However, in the meantime arts companies across Australia are gearing up for the 1 December deadline for applications to the multi-year funding pool: an opportunity for ongoing operational funding, critical to their functioning and sustainability.
If you are in this situation it is easy to feel disempowered, frustrated and overwhelmed right now. As CEO or director of a company you might feel at a loss, just when your team is looking to you for guidance. If you have struggled with funding in the past (and who hasn’t) you might be feeling hopeless that it is all too much, and simply have not got the energy to go in again.
You will also be trying to juggle the ongoing demands of your organisation whilst trying to make some space for preparing and re-writing yet another business plan and application for a funding body, in an ever increasing competitive framework.
If any of that sounds like you, I would love to offer you some support. Based on my experience it is time for a bit of tough love, hard work and clear thinking.
Sort out your strategy
This is not the time to be all things to all people. This is the time to work out who you are as an organisation, what are your priorities, and what are you out to achieve.
Get ready to answer the hard questions about:
- Your purpose (why do you do what you do)
- Your audience (who do you do it for)
- Your objectives (what are you trying to impact, change, develop)
- Your business model (how do you do what you do)
- Your revenue (what funds your model and is it sustainable)
Unlike most businesses, you are not driven by profitability. However you are seeking sizeable investment from the Australian tax-payer community to develop artistic products, processes and people. If you cannot succinctly say why, how and what you do AND what that achieves you will struggle to make a compelling business case for any audience.
Simplify your story
Once you have a clear sense of your strategy, now is time to communicate it to your audience of peers. It is tempting to assume they know you and your work, but you cannot assume they know your organisation like you do.
You cannot assume anyone understands your strategies, your projects and outcomes unless you make it crystal clear.
Take plenty of time to review your applications and test your messages with a diversity of audiences. Use your board, your team, your colleagues (if possible) to test your ideas and your language. Get feedback and make changes. Throw out your darlings, don’t be defensive and leave your ego at the door.
This is probably about your organisation’s profitability and financial health for the next four years. Do not leave this to the last moment, produce a confusing business case and assume it will all just magically be OK.
Start working on Plan B
Yes put an all out effort into making the best case you can for the 1 December deadline, but remember that unfortunately the odds are probably against you.
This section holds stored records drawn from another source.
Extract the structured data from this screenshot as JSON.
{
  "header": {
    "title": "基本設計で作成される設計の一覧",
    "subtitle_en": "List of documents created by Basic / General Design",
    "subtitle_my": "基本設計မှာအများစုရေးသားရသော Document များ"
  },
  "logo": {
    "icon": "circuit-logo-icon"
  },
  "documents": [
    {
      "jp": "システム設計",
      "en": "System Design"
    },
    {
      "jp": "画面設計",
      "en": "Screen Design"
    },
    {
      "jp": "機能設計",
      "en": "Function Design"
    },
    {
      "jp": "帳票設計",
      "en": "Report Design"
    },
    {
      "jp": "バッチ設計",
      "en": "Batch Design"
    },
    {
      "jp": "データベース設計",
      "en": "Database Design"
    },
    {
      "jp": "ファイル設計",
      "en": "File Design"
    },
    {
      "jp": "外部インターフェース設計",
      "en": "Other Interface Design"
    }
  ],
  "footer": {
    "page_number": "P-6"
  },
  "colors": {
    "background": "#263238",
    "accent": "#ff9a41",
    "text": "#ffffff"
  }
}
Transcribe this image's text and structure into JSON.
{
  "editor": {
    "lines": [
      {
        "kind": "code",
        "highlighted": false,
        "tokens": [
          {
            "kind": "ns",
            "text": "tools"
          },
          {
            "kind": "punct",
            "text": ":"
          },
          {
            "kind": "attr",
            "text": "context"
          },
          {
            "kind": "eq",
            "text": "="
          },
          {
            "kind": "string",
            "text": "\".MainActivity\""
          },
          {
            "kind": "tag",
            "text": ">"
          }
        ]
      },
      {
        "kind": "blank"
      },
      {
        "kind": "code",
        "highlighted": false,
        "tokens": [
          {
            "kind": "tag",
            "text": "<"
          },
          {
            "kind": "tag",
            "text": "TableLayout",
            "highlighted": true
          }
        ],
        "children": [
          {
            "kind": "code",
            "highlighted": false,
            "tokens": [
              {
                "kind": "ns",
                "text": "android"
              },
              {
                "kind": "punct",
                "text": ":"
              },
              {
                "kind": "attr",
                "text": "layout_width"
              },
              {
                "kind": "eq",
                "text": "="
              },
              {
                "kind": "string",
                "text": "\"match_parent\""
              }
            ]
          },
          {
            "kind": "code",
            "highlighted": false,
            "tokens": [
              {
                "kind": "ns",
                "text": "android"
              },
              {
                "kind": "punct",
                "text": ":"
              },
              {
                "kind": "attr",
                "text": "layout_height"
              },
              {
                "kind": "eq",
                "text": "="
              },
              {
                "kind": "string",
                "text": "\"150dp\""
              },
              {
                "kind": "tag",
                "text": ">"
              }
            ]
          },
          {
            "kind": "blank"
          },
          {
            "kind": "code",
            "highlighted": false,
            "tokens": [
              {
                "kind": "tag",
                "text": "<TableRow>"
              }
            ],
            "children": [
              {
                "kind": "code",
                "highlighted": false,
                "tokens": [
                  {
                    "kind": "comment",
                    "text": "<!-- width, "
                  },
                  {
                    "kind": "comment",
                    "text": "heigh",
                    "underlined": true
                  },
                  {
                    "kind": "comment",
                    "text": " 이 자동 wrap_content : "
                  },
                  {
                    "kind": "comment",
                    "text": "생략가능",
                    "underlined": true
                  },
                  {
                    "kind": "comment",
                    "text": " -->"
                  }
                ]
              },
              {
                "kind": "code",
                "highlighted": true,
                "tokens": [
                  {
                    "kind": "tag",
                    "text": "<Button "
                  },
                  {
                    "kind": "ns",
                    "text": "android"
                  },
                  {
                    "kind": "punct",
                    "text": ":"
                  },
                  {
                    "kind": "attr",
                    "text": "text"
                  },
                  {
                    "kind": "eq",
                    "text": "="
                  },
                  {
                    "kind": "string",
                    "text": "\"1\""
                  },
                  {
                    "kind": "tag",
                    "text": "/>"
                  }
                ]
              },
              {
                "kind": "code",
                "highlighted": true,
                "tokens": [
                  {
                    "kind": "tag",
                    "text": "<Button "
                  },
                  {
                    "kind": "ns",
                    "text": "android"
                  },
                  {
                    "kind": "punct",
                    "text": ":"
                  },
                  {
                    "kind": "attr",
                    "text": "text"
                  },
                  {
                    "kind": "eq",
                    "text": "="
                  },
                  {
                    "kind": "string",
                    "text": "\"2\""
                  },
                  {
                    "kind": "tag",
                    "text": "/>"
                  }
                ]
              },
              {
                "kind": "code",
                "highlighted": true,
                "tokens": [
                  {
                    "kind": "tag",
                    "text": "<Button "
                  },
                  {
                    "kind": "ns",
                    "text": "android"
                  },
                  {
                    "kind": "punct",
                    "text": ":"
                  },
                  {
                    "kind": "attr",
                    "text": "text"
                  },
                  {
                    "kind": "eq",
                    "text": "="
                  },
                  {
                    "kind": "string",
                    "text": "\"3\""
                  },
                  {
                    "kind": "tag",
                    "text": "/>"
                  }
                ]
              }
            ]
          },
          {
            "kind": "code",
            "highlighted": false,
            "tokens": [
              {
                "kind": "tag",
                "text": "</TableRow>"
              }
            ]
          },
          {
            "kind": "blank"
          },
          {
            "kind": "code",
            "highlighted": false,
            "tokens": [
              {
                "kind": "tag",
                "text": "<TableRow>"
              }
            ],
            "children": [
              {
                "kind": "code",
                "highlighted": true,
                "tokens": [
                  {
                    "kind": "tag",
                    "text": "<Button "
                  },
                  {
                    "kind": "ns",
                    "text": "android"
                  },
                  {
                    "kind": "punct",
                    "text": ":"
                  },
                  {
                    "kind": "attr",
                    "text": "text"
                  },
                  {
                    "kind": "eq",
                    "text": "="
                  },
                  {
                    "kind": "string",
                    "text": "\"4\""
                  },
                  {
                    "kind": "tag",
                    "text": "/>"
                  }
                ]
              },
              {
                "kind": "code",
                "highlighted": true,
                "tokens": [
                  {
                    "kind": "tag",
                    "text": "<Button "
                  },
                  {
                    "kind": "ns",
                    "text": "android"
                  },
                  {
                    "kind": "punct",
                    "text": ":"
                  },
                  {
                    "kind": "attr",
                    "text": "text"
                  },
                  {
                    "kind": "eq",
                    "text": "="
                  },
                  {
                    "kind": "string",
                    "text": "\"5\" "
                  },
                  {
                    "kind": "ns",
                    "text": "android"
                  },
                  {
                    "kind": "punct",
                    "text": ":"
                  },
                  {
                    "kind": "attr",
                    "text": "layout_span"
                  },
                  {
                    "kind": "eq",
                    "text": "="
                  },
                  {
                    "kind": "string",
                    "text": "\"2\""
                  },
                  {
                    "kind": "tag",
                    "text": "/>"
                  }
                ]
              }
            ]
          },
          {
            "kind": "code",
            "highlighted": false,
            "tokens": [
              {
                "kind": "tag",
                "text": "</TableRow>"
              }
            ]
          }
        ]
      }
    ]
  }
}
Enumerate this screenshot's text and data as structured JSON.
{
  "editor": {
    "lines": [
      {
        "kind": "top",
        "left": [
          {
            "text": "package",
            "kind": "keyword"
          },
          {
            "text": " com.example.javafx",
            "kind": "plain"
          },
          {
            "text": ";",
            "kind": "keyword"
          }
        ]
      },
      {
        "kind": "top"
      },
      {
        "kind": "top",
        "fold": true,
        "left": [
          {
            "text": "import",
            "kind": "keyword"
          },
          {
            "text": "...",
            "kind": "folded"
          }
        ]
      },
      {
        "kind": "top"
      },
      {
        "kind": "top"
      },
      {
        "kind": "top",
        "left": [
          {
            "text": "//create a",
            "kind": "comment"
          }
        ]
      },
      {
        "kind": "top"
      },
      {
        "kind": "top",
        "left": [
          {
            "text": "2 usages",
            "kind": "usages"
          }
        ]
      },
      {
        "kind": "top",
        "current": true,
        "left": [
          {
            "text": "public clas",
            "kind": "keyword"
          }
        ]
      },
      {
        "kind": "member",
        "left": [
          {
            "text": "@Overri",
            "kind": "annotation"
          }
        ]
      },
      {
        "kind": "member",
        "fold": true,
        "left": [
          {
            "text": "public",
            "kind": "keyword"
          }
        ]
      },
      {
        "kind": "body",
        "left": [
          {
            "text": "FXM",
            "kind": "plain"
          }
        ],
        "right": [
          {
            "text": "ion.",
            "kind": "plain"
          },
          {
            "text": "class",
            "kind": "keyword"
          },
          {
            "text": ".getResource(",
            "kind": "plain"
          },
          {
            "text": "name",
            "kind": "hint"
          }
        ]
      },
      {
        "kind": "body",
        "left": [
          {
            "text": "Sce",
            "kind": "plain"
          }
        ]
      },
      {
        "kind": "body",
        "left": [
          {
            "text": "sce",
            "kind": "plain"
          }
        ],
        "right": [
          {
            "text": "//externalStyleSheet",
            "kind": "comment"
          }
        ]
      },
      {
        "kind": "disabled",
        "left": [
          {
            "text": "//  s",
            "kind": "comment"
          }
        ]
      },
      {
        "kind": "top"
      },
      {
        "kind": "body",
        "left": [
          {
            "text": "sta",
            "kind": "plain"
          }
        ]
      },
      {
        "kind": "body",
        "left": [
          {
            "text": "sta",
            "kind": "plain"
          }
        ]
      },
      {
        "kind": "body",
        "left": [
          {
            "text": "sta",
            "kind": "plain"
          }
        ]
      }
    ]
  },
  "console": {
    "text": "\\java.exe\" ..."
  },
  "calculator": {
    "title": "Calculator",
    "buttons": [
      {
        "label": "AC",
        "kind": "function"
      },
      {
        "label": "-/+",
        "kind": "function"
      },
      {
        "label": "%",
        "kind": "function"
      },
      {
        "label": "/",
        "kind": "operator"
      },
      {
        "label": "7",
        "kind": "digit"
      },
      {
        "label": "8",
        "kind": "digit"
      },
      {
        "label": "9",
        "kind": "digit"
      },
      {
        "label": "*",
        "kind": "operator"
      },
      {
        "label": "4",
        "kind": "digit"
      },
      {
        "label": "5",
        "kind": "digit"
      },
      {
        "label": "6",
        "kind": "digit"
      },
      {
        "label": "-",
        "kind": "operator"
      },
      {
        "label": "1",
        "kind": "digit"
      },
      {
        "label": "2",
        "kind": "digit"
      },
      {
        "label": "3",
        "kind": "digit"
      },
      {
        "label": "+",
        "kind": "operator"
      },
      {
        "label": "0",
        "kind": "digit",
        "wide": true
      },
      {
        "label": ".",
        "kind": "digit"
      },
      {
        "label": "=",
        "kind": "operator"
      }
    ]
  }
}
Only the top third or so of 500+ companies will get through the cut-off, and many will not. Even if you are successful, we have seen just how tenuous government funding can be. If you rely on government arts grants for more than 30% of your turnover you are probably at risk.
Do not wait for the decision to be made next year. As soon as possible start working out what to do next. What are your reserves? What are your commitments? Who are your customers? Who else can pay for what you do? What would your organisation look like if you had to earn 80-90% or more of your income or more from providing goods and services? What would you need to start, keep or stop doing?
Support yourself in a safe space
If you are leading an organisation and applying for multi-year funding, the next few weeks are going to be stressful and exhausting. Even the best prepared CEO and director will be faced with revising and writing complex documents, drawing input from a range of sources. You may face questions and even criticisms from your team or board during this time about your decisions and strategies. You may lose faith in yourself and those around you. You will get tired and emotional. Trust me, I have been there. It can be lonely and scary.
If you do nothing else, make sure you have someone with whom you can confide in and get the support you need. Someone on your side, who understands what you are trying to do. Have somewhere that you can vent if needed and listen to your problems and ideas. Hopefully this place or person can also remind you of the big picture and bring you back on track. You have all that you need to do the best you can.
At the end of the day there will be winners and losers from this round of funding, just like there always is. The decisions will be made and you will need to abide by the judges decisions. Some organisations will change, some may merge, and others will close up shop.
The best thing to do now is to do all that you can so that you say with sincerity that you tried your best with the resources that you have, because then there are no regrets at the end of the day.
Judith Bowtell has over 20 years’ experience in arts strategy and policy, in funding and cultural agencies, as well as leading small arts organisations. If you want a advice on coaching, leadership development and strategic thinking, please contact us: firstname.lastname@example.org
Albany Lane –. www.albanylane.com.au